  • McPherson M, Smith-Lovin L, Cook JM. Birds of a feather: Homophily in social networks. Annual Review of Sociology. 2001;27:415–444.
  • Mirowsky J, Ross CE. Education, social status, and health. Aldine; Hawthorne, NY: 2003.
  • Nelsen HM, Nelsen AK. Black church in the sixties. University of Kentucky Press; Lexington, KY: 1975.
  • Oyserman D. Social identity and self-regulation. In: Kruglanski AW, Higgins ET, editors. Social psychology: Handbook of basic principles. Guilford; New York, NY: 2007. pp. 432–453.
  • Pargament KI. The psychology of religious coping: Theory, research, and practice. Guilford; New York, NY: 1997.
  • Park CL. Religion and meaning. In: Paloutzian RF, Park CL, editors. Handbook of the psychology of religion and spirituality. Guilford; New York, NY: 2005. pp. 295–314.
  • Research Services Presbyterian Church USA. Religious and demographic profile of Presbyterians, 2005: Findings from the initial survey of the 2006-2008 Presbyterian panel. Research Services; Louisville, KY: 2006.
  • Roberts JD. In: Black religion, Black theology. Goatley EM, editor. Trinity Press International; Harrisburg, PA: 2003.
  • Rook KS, Thuras PD, Lewis MA. Social control, health risk taking, and psychological distress among the elderly. Psychology and Aging. 1990;5:327–334. [PubMed]
  • Rye MS, Pargament KI, Ali MA, Beck GL, Dorff EN, Hallisey C, Williams JG. Religious perspectives on forgiveness. In: McCullough ME, Pargament KI, Thoresen CE, editors. Forgiveness: Theory, research, and practice. Guilford; New York, NY: 2000. pp. 17–40.
  • Stark E. What Americans really believe. Baylor University Press; Waco, TX: 2008.
  • Stark R, Finke R. Acts of faith: Explaining the human side of religion.

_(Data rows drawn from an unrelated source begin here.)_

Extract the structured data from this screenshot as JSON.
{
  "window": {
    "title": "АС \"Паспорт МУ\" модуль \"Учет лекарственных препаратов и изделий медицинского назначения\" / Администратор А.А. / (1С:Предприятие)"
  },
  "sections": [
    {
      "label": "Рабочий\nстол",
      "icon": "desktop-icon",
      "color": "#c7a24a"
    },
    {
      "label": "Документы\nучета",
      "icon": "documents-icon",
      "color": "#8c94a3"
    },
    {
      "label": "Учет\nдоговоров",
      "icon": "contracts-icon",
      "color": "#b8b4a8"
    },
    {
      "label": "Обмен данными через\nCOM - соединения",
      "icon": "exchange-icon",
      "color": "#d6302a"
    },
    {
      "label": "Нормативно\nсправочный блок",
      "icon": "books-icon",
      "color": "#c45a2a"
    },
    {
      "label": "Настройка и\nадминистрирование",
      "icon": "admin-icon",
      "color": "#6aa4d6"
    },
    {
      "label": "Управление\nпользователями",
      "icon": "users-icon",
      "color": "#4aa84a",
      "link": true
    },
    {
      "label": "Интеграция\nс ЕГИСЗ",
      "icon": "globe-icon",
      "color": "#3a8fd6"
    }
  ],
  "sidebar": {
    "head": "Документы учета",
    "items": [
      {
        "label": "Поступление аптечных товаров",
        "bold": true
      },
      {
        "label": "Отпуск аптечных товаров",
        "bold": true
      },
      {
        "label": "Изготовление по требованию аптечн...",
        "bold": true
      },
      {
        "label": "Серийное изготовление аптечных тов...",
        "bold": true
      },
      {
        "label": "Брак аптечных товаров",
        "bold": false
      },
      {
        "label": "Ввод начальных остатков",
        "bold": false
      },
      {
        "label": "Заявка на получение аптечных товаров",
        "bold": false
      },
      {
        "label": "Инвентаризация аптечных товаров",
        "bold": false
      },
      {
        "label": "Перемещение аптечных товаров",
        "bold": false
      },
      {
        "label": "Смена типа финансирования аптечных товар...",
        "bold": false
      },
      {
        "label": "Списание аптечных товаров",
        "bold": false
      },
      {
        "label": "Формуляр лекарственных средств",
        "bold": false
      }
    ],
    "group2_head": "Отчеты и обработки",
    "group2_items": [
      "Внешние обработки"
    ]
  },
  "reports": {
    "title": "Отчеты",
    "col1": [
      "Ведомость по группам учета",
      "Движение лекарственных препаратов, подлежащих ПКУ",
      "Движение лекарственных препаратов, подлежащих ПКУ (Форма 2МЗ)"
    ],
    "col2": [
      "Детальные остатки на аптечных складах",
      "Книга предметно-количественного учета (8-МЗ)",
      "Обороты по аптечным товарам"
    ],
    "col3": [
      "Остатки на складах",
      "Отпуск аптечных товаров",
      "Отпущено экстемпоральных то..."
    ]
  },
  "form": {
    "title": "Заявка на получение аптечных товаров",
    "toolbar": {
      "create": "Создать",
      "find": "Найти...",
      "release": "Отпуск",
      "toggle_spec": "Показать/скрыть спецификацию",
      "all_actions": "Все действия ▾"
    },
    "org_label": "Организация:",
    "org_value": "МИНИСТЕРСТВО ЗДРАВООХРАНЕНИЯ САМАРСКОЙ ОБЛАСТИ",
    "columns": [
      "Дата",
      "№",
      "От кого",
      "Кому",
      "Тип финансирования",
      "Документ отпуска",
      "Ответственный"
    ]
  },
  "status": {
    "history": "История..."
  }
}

University of California Press; Berkeley, CA: 2000.
  • Strawbridge WJ, Shema SJ, Cohen RD, Kaplan GA. Religious attendance increases survival by improving and maintaining good health behaviors, mental health, and social relationships. Annals of Behavioral Medicine. 2001;23:68–74. [PubMed]
  • Taylor RJ, Chatters LM, Levin J. Religion in the lives of African Americans: Social, psychological, and health perspectives. Sage; Thousand Oaks, CA: 2004.
  • Tucker JS, Mueller JS. Spouse's social control of health behaviors: Use and effectiveness of specific strategies. Personality and Social Psychology Bulletin. 2000;26:1120–1130.
  • van Ryn M, Heaney CA. What's the use of theory? Health Education Quarterly. 1992;19:315–330. [PubMed]
  • Wilcox WB. Family. In: Ebaugh HR, editor. Handbook of religion and social institutions. Springer; New York, NY: 2005. pp. 97–120.
  • Wuthnow R. Acts of compassion. Princeton University Press; Princeton, NJ: 1991. se.
PubReader format: click here to try

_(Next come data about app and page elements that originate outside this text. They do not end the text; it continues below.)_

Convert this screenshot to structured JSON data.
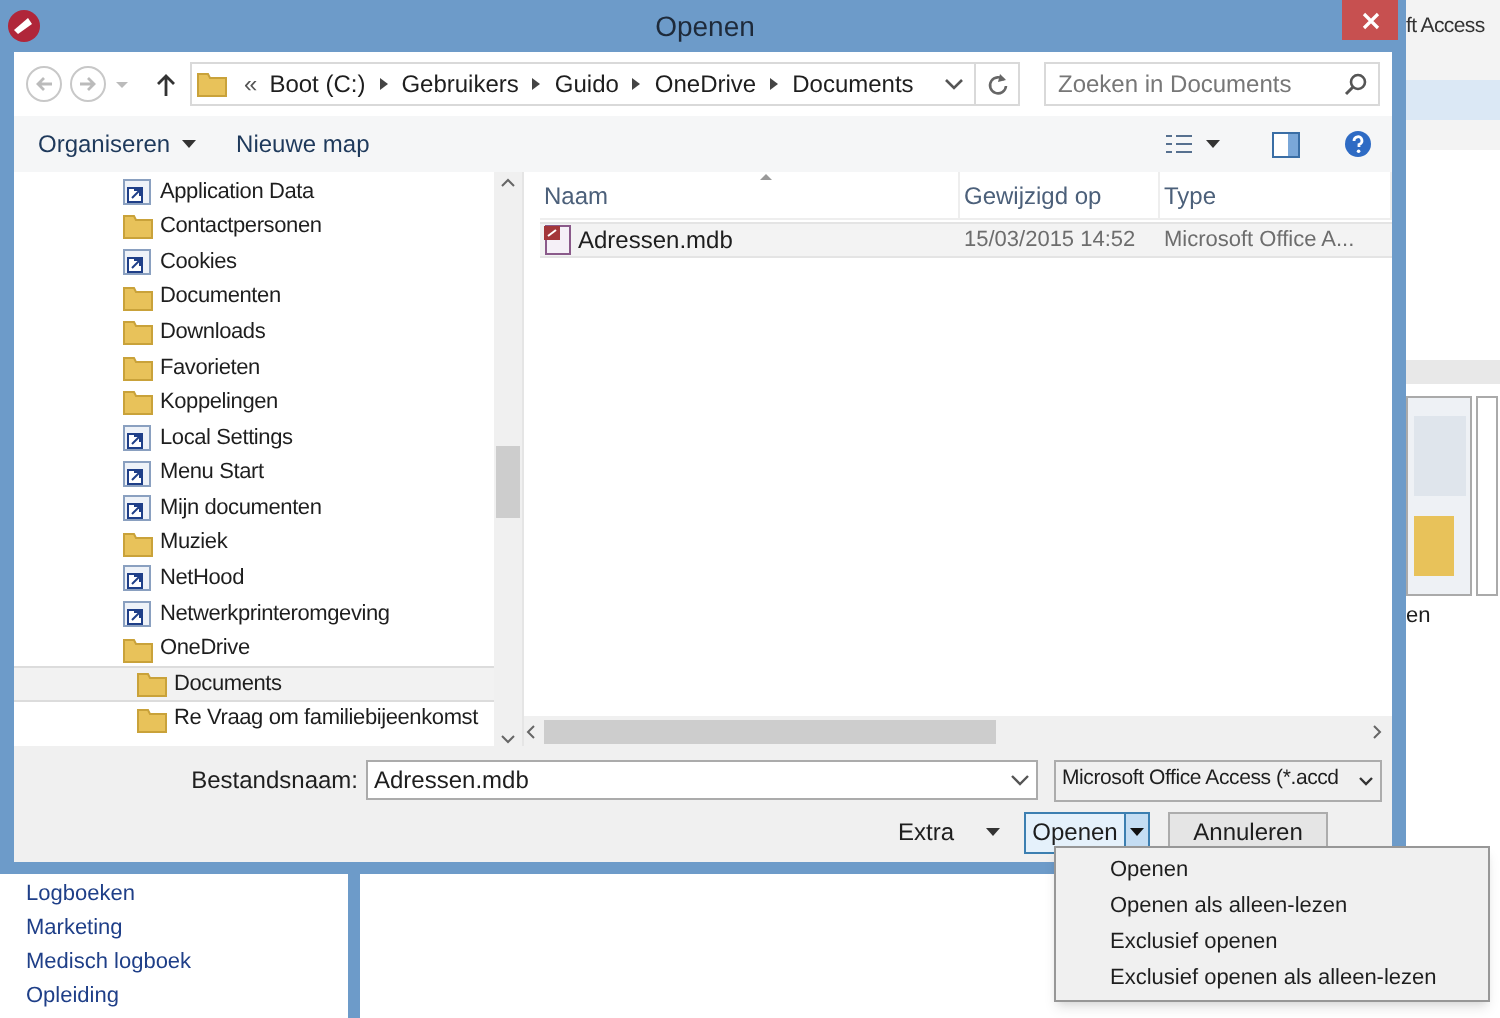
{
  "window": {
    "title": "Openen"
  },
  "background_app": {
    "title": "ft Access",
    "tile_label": "en",
    "sidebar_items": [
      "Logboeken",
      "Marketing",
      "Medisch logboek",
      "Opleiding"
    ]
  },
  "address_bar": {
    "overflow_marker": "«",
    "path": [
      "Boot (C:)",
      "Gebruikers",
      "Guido",
      "OneDrive",
      "Documents"
    ]
  },
  "search": {
    "placeholder": "Zoeken in Documents"
  },
  "toolbar": {
    "buttons": [
      "Organiseren",
      "Nieuwe map"
    ]
  },
  "tree": [
    {
      "label": "Application Data",
      "kind": "shortcut",
      "selected": false
    },
    {
      "label": "Contactpersonen",
      "kind": "folder",
      "selected": false
    },
    {
      "label": "Cookies",
      "kind": "shortcut",
      "selected": false
    },
    {
      "label": "Documenten",
      "kind": "folder",
      "selected": false
    },
    {
      "label": "Downloads",
      "kind": "folder",
      "selected": false
    },
    {
      "label": "Favorieten",
      "kind": "folder",
      "selected": false
    },
    {
      "label": "Koppelingen",
      "kind": "folder",
      "selected": false
    },
    {
      "label": "Local Settings",
      "kind": "shortcut",
      "selected": false
    },
    {
      "label": "Menu Start",
      "kind": "shortcut",
      "selected": false
    },
    {
      "label": "Mijn documenten",
      "kind": "shortcut",
      "selected": false
    },
    {
      "label": "Muziek",
      "kind": "folder",
      "selected": false
    },
    {
      "label": "NetHood",
      "kind": "shortcut",
      "selected": false
    },
    {
      "label": "Netwerkprinteromgeving",
      "kind": "shortcut",
      "selected": false
    },
    {
      "label": "OneDrive",
      "kind": "folder",
      "selected": false,
      "children": [
        {
          "label": "Documents",
          "kind": "folder",
          "selected": true
        },
        {
          "label": "Re Vraag om familiebijeenkomst",
          "kind": "folder",
          "selected": false
        }
      ]
    }
  ],
  "file_list": {
    "columns": [
      "Naam",
      "Gewijzigd op",
      "Type"
    ],
    "rows": [
      {
        "name": "Adressen.mdb",
        "modified": "15/03/2015 14:52",
        "type": "Microsoft Office A..."
      }
    ]
  },
  "file_name": {
    "label": "Bestandsnaam:",
    "value": "Adressen.mdb"
  },
  "file_type": {
    "value": "Microsoft Office Access (*.accd"
  },
  "buttons": {
    "extra": "Extra",
    "open": "Openen",
    "cancel": "Annuleren"
  },
  "open_menu": {
    "items": [
      "Openen",
      "Openen als alleen-lezen",
      "Exclusief openen",
      "Exclusief openen als alleen-lezen"
    ]
  }
}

Formats:

Related citations in PubMed

See reviews...See all...

Links

  • PubMed
    PubMed
    PubMed citations for these articles

Recent Activity

Your browsing activity is empty.

Activity recording is turned off.

Turn recording back on

See more...